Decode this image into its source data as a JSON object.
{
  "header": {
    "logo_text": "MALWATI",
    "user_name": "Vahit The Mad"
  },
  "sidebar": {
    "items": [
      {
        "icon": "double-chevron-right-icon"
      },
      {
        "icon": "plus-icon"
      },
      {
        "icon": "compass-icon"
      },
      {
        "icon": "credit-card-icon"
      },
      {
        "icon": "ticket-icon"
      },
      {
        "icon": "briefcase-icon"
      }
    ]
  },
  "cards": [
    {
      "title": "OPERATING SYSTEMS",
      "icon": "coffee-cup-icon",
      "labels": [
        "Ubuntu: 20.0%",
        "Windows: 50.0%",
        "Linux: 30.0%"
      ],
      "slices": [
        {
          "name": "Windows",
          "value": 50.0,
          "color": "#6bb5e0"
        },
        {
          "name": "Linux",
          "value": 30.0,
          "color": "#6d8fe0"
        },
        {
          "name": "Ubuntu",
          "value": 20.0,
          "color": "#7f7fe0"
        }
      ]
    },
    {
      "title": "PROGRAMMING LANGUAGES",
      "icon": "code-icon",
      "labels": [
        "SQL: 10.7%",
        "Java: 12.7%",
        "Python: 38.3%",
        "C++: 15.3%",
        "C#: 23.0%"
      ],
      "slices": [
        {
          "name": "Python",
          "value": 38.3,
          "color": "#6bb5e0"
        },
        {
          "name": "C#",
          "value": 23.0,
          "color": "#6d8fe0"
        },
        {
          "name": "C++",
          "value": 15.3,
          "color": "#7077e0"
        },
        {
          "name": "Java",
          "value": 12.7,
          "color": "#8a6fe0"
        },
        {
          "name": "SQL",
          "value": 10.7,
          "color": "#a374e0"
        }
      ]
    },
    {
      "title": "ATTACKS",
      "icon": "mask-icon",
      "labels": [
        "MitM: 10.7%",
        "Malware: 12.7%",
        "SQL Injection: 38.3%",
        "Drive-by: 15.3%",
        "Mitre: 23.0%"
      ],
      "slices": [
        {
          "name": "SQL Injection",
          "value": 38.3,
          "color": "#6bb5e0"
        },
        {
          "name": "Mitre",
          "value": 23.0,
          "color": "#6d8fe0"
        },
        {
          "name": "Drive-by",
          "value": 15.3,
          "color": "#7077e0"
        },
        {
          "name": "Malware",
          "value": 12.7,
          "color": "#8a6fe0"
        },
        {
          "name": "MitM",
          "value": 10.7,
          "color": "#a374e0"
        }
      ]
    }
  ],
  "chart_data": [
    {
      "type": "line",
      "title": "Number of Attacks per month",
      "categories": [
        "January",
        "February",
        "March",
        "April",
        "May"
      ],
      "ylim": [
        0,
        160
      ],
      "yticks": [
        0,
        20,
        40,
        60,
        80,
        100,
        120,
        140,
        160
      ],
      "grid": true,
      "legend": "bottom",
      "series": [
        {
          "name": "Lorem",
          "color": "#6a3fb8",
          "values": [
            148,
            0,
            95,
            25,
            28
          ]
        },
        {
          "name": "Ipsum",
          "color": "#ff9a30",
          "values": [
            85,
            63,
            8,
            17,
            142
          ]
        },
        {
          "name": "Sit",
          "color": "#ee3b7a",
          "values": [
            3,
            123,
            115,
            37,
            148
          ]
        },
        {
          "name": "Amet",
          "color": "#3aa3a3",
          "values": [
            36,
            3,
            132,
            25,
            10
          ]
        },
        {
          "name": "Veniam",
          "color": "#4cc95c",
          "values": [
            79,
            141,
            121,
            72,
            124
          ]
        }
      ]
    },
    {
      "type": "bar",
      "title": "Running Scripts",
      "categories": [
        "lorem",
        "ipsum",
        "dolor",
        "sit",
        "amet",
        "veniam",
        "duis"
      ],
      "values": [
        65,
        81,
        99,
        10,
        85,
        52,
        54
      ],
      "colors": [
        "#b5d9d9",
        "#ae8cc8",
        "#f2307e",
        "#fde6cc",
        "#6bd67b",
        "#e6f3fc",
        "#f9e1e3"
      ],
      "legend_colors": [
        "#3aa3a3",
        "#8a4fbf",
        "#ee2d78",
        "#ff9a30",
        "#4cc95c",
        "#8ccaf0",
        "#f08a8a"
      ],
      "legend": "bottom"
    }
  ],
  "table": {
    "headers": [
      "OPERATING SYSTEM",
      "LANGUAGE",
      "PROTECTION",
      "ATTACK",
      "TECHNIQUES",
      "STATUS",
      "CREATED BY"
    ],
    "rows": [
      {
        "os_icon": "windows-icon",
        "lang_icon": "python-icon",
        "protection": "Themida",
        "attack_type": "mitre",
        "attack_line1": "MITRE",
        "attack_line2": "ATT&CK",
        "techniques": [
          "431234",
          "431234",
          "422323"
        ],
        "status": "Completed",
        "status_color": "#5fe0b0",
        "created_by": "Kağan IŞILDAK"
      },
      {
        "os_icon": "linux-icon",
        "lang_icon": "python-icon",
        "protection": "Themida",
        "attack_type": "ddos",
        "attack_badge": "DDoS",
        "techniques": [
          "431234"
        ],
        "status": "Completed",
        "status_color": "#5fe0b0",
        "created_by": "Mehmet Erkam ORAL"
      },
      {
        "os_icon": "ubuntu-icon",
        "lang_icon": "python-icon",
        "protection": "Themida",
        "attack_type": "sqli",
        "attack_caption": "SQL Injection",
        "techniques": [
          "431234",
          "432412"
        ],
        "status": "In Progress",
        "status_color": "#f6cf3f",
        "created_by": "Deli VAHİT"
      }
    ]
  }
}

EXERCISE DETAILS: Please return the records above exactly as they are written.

SOLUTION BELOW:
Decode this image into its source data as a JSON object.
{
  "header": {
    "logo_text": "MALWATI",
    "user_name": "Vahit The Mad"
  },
  "sidebar": {
    "items": [
      {
        "icon": "double-chevron-right-icon"
      },
      {
        "icon": "plus-icon"
      },
      {
        "icon": "compass-icon"
      },
      {
        "icon": "credit-card-icon"
      },
      {
        "icon": "ticket-icon"
      },
      {
        "icon": "briefcase-icon"
      }
    ]
  },
  "cards": [
    {
      "title": "OPERATING SYSTEMS",
      "icon": "coffee-cup-icon",
      "labels": [
        "Ubuntu: 20.0%",
        "Windows: 50.0%",
        "Linux: 30.0%"
      ],
      "slices": [
        {
          "name": "Windows",
          "value": 50.0,
          "color": "#6bb5e0"
        },
        {
          "name": "Linux",
          "value": 30.0,
          "color": "#6d8fe0"
        },
        {
          "name": "Ubuntu",
          "value": 20.0,
          "color": "#7f7fe0"
        }
      ]
    },
    {
      "title": "PROGRAMMING LANGUAGES",
      "icon": "code-icon",
      "labels": [
        "SQL: 10.7%",
        "Java: 12.7%",
        "Python: 38.3%",
        "C++: 15.3%",
        "C#: 23.0%"
      ],
      "slices": [
        {
          "name": "Python",
          "value": 38.3,
          "color": "#6bb5e0"
        },
        {
          "name": "C#",
          "value": 23.0,
          "color": "#6d8fe0"
        },
        {
          "name": "C++",
          "value": 15.3,
          "color": "#7077e0"
        },
        {
          "name": "Java",
          "value": 12.7,
          "color": "#8a6fe0"
        },
        {
          "name": "SQL",
          "value": 10.7,
          "color": "#a374e0"
        }
      ]
    },
    {
      "title": "ATTACKS",
      "icon": "mask-icon",
      "labels": [
        "MitM: 10.7%",
        "Malware: 12.7%",
        "SQL Injection: 38.3%",
        "Drive-by: 15.3%",
        "Mitre: 23.0%"
      ],
      "slices": [
        {
          "name": "SQL Injection",
          "value": 38.3,
          "color": "#6bb5e0"
        },
        {
          "name": "Mitre",
          "value": 23.0,
          "color": "#6d8fe0"
        },
        {
          "name": "Drive-by",
          "value": 15.3,
          "color": "#7077e0"
        },
        {
          "name": "Malware",
          "value": 12.7,
          "color": "#8a6fe0"
        },
        {
          "name": "MitM",
          "value": 10.7,
          "color": "#a374e0"
        }
      ]
    }
  ],
  "chart_data": [
    {
      "type": "line",
      "title": "Number of Attacks per month",
      "categories": [
        "January",
        "February",
        "March",
        "April",
        "May"
      ],
      "ylim": [
        0,
        160
      ],
      "yticks": [
        0,
        20,
        40,
        60,
        80,
        100,
        120,
        140,
        160
      ],
      "grid": true,
      "legend": "bottom",
      "series": [
        {
          "name": "Lorem",
          "color": "#6a3fb8",
          "values": [
            148,
            0,
            95,
            25,
            28
          ]
        },
        {
          "name": "Ipsum",
          "color": "#ff9a30",
          "values": [
            85,
            63,
            8,
            17,
            142
          ]
        },
        {
          "name": "Sit",
          "color": "#ee3b7a",
          "values": [
            3,
            123,
            115,
            37,
            148
          ]
        },
        {
          "name": "Amet",
          "color": "#3aa3a3",
          "values": [
            36,
            3,
            132,
            25,
            10
          ]
        },
        {
          "name": "Veniam",
          "color": "#4cc95c",
          "values": [
            79,
            141,
            121,
            72,
            124
          ]
        }
      ]
    },
    {
      "type": "bar",
      "title": "Running Scripts",
      "categories": [
        "lorem",
        "ipsum",
        "dolor",
        "sit",
        "amet",
        "veniam",
        "duis"
      ],
      "values": [
        65,
        81,
        99,
        10,
        85,
        52,
        54
      ],
      "colors": [
        "#b5d9d9",
        "#ae8cc8",
        "#f2307e",
        "#fde6cc",
        "#6bd67b",
        "#e6f3fc",
        "#f9e1e3"
      ],
      "legend_colors": [
        "#3aa3a3",
        "#8a4fbf",
        "#ee2d78",
        "#ff9a30",
        "#4cc95c",
        "#8ccaf0",
        "#f08a8a"
      ],
      "legend": "bottom"
    }
  ],
  "table": {
    "headers": [
      "OPERATING SYSTEM",
      "LANGUAGE",
      "PROTECTION",
      "ATTACK",
      "TECHNIQUES",
      "STATUS",
      "CREATED BY"
    ],
    "rows": [
      {
        "os_icon": "windows-icon",
        "lang_icon": "python-icon",
        "protection": "Themida",
        "attack_type": "mitre",
        "attack_line1": "MITRE",
        "attack_line2": "ATT&CK",
        "techniques": [
          "431234",
          "431234",
          "422323"
        ],
        "status": "Completed",
        "status_color": "#5fe0b0",
        "created_by": "Kağan IŞILDAK"
      },
      {
        "os_icon": "linux-icon",
        "lang_icon": "python-icon",
        "protection": "Themida",
        "attack_type": "ddos",
        "attack_badge": "DDoS",
        "techniques": [
          "431234"
        ],
        "status": "Completed",
        "status_color": "#5fe0b0",
        "created_by": "Mehmet Erkam ORAL"
      },
      {
        "os_icon": "ubuntu-icon",
        "lang_icon": "python-icon",
        "protection": "Themida",
        "attack_type": "sqli",
        "attack_caption": "SQL Injection",
        "techniques": [
          "431234",
          "432412"
        ],
        "status": "In Progress",
        "status_color": "#f6cf3f",
        "created_by": "Deli VAHİT"
      }
    ]
  }
}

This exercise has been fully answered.